--- About this exercise ---
In the records below, find each line holding the word "Sign" and copy it.

Records from a data collection
------------------------------------------------------------------------

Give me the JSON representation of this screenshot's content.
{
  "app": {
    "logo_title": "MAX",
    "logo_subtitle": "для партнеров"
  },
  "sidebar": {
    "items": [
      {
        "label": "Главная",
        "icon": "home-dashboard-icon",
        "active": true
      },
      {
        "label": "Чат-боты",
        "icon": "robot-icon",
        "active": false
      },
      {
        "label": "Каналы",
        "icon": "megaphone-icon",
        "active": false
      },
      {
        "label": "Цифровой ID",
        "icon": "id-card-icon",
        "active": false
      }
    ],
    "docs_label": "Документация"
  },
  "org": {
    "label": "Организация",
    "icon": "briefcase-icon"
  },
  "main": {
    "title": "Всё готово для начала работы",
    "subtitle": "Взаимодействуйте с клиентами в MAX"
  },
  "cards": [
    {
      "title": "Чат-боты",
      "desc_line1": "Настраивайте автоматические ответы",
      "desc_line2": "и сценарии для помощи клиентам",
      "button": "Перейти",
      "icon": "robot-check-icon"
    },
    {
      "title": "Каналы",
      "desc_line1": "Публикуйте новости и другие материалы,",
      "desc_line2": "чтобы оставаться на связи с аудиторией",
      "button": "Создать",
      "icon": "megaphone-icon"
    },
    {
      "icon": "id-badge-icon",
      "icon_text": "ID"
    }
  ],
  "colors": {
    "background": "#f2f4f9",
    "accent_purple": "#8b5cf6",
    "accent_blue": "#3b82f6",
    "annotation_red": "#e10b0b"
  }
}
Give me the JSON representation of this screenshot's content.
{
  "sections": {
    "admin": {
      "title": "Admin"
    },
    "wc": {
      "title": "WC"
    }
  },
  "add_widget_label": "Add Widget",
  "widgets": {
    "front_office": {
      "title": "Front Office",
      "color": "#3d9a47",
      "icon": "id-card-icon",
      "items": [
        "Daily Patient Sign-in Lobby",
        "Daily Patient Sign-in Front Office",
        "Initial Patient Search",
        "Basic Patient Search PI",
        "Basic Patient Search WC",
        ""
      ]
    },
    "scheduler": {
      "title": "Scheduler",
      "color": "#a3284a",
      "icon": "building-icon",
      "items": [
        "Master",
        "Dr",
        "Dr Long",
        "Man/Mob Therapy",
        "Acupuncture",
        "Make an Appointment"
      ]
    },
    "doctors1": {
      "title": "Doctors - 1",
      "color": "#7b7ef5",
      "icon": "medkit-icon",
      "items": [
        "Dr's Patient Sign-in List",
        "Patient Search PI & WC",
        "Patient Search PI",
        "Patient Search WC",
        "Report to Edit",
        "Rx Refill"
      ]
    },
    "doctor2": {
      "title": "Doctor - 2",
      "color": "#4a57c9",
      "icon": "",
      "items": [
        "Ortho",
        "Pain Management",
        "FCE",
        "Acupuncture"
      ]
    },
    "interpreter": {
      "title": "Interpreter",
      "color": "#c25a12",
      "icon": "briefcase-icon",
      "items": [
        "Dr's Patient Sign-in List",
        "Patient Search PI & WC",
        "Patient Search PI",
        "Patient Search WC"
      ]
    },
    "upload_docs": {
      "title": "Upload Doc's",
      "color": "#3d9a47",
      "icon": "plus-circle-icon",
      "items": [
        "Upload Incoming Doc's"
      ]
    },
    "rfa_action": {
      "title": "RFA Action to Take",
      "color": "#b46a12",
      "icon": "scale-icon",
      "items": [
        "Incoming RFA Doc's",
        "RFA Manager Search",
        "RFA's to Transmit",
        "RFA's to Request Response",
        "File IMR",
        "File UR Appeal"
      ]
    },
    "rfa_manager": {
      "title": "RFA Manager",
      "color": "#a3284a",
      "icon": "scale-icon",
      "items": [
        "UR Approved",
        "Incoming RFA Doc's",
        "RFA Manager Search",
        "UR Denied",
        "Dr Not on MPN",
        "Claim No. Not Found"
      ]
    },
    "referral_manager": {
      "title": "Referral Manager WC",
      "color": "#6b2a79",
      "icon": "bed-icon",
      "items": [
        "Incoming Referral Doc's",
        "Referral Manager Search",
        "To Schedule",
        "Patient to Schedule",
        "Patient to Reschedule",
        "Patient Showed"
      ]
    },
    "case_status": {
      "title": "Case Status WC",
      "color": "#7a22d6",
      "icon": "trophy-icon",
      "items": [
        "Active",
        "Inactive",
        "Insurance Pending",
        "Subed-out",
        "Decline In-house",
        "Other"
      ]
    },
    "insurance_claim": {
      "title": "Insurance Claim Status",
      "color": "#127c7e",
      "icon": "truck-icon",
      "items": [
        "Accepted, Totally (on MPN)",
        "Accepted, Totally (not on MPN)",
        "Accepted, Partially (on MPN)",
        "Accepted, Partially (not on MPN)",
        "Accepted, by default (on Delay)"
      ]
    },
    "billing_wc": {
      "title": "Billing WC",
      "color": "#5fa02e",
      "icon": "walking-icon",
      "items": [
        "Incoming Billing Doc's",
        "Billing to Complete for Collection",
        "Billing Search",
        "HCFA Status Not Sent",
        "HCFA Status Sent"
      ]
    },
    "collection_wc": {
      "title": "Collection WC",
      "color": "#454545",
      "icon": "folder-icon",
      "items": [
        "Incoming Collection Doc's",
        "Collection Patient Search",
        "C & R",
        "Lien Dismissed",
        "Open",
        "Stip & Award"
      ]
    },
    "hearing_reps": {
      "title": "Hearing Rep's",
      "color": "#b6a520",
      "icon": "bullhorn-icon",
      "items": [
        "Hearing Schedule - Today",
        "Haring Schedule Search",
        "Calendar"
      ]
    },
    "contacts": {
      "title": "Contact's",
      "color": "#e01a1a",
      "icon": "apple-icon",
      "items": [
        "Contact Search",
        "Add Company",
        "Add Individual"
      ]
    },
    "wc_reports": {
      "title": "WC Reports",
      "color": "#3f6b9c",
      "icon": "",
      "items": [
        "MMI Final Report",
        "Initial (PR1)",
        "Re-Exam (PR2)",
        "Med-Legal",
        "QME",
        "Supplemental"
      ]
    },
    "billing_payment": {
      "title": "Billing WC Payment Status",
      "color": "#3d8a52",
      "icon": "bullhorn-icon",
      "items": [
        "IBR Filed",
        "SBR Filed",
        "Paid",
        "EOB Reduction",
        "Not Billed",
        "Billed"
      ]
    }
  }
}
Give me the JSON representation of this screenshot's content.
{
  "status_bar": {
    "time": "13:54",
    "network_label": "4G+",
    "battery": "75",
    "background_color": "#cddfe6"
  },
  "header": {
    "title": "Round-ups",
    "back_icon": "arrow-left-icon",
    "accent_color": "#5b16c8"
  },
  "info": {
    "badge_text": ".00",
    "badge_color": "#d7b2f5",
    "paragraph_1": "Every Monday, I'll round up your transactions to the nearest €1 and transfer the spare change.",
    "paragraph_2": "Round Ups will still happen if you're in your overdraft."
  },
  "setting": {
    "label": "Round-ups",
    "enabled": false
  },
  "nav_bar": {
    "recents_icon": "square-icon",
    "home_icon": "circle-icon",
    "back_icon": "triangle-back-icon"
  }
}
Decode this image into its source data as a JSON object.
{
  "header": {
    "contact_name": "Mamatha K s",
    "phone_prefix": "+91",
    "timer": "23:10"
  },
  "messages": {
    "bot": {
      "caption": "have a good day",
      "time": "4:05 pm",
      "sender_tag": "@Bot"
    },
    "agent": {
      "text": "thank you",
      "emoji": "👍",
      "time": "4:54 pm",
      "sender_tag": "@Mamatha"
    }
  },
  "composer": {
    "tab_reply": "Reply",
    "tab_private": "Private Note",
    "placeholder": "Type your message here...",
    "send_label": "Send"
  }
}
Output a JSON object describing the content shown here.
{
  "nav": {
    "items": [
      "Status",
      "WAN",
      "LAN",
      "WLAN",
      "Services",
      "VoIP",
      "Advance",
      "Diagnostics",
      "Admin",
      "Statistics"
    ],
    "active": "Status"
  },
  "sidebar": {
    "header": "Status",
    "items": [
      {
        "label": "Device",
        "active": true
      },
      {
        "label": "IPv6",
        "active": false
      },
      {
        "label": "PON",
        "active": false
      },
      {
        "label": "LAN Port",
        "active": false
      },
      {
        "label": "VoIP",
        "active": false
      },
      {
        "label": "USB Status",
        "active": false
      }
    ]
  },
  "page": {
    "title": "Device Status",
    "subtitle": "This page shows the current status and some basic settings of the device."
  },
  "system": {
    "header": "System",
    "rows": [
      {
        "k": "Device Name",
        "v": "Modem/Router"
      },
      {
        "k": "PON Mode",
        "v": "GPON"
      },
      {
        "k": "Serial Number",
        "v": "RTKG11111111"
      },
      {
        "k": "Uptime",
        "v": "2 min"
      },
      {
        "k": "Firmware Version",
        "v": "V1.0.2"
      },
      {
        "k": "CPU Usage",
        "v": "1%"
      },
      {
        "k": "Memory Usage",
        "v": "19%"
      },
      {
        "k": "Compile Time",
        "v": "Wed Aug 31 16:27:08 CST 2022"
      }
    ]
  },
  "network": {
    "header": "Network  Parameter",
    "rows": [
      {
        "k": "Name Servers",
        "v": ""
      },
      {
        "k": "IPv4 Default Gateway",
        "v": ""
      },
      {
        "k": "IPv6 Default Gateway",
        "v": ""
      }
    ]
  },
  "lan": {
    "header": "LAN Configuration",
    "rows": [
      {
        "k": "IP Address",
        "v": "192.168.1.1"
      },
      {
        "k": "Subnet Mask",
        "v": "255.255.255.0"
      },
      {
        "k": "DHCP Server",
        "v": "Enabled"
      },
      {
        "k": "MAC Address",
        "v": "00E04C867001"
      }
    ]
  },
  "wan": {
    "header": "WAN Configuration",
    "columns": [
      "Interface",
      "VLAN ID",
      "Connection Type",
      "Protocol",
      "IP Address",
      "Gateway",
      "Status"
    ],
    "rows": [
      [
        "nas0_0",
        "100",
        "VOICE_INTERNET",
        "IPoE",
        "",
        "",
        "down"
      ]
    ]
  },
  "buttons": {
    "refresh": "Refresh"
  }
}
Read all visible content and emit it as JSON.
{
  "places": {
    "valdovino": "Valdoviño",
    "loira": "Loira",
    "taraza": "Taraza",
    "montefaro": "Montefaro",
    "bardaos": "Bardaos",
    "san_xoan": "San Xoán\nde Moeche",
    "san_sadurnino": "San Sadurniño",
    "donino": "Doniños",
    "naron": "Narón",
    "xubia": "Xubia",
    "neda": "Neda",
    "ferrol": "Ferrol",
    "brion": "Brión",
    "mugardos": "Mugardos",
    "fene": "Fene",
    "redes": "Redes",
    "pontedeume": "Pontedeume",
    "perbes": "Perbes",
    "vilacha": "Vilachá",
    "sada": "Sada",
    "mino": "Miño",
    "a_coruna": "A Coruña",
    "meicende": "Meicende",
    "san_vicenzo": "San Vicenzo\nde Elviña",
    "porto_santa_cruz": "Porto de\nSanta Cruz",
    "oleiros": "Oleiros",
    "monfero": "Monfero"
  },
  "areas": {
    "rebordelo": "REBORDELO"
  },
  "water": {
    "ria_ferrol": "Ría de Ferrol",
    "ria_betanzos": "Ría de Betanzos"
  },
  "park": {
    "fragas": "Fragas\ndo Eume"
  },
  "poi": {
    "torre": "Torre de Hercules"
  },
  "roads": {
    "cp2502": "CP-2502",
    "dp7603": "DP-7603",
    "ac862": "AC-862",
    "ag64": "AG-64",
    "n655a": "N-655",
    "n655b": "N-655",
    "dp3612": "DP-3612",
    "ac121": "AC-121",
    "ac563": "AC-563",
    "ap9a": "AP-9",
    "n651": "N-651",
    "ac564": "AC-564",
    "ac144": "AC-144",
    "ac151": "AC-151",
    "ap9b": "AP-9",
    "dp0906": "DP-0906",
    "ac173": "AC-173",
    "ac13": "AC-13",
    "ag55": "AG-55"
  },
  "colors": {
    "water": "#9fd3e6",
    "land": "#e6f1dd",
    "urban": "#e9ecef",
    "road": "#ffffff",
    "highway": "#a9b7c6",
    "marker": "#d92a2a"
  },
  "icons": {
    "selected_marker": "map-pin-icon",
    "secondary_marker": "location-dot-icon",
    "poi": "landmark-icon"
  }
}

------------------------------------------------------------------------

--- Your response ---
        "Daily Patient Sign-in Lobby",
        "Daily Patient Sign-in Front Office",
        "Dr's Patient Sign-in List",
        "Dr's Patient Sign-in List",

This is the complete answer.